TASK DESCRIPTION: Copy out, from the entries below, each line that holds the string "title".

━━━━━━━━━━━━━━━━

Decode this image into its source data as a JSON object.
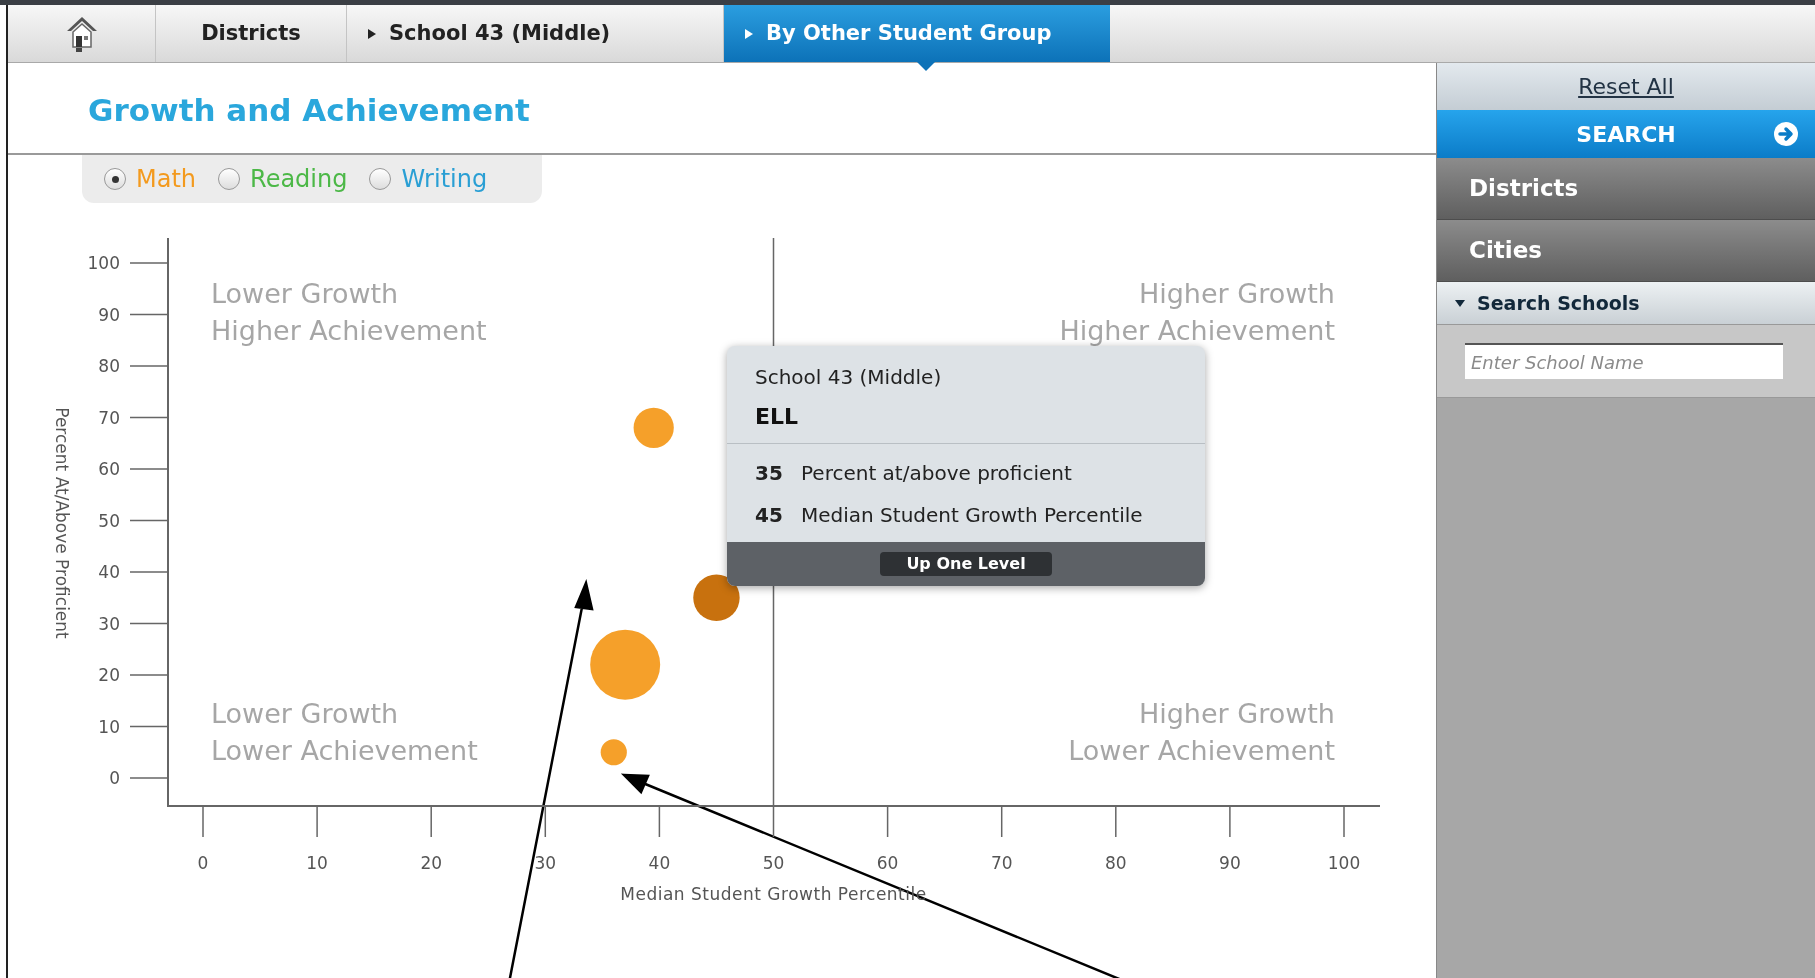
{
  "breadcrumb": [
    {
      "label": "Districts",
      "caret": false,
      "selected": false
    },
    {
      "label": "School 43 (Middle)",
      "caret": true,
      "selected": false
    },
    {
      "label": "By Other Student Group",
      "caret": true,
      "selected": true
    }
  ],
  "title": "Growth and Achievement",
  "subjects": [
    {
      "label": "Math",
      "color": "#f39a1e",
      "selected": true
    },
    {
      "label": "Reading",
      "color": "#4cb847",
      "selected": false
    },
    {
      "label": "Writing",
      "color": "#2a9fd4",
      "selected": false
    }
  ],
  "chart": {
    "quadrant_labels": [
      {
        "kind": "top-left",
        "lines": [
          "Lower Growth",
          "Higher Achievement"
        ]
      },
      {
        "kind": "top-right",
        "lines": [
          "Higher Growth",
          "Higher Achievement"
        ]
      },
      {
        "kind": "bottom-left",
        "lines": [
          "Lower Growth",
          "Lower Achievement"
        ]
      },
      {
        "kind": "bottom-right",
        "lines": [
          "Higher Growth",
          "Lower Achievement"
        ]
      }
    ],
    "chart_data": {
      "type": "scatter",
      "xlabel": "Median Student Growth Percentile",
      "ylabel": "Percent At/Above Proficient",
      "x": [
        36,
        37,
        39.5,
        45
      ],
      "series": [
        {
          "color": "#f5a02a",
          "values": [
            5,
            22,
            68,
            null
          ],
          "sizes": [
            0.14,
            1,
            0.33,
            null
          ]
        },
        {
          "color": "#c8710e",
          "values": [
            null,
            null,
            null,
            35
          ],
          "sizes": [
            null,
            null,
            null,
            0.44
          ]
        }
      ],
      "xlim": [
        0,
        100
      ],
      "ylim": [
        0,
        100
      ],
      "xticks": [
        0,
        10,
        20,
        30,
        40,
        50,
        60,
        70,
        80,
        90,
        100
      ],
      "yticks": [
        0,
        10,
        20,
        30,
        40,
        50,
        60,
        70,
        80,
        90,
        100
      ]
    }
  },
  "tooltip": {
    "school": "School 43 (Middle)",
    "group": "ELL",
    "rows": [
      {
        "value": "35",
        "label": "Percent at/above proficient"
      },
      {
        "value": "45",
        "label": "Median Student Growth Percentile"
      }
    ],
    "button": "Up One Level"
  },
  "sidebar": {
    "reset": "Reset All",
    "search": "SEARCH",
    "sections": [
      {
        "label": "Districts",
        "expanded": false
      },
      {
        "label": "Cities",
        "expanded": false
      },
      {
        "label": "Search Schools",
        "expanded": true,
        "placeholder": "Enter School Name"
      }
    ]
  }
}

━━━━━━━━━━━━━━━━

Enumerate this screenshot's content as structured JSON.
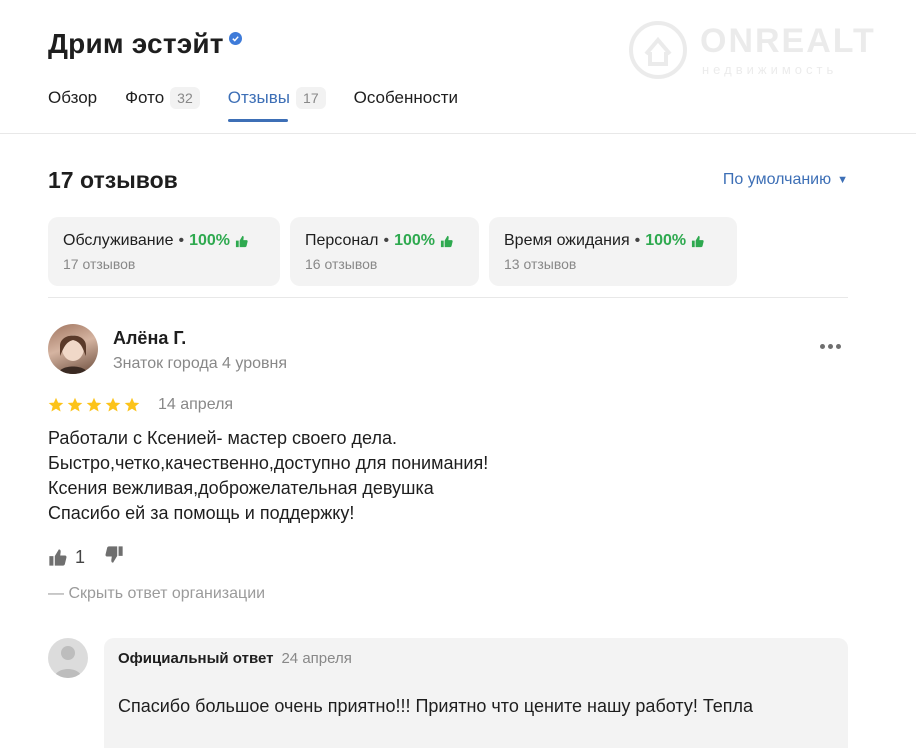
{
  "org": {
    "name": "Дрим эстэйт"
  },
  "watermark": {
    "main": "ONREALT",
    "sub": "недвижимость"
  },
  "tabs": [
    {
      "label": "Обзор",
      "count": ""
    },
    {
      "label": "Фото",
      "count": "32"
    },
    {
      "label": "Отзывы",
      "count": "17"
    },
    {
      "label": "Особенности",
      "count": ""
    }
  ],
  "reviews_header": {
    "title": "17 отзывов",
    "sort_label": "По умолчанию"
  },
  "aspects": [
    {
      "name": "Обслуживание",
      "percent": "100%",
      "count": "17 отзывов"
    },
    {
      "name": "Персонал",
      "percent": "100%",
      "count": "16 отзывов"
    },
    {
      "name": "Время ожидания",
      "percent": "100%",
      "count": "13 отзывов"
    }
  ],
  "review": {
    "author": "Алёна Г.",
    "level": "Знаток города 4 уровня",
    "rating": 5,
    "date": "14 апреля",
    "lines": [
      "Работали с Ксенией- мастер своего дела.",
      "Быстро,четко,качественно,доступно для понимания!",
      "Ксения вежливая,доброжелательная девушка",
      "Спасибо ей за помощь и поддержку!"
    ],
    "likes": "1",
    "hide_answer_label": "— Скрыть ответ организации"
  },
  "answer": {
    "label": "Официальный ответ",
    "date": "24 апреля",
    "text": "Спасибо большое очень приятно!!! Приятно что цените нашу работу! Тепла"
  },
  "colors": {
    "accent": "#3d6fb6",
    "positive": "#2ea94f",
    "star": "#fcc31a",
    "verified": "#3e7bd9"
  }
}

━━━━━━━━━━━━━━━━

EXERCISE ANSWER:
  "title": "Growth and Achievement",
    "title": "17 отзывов",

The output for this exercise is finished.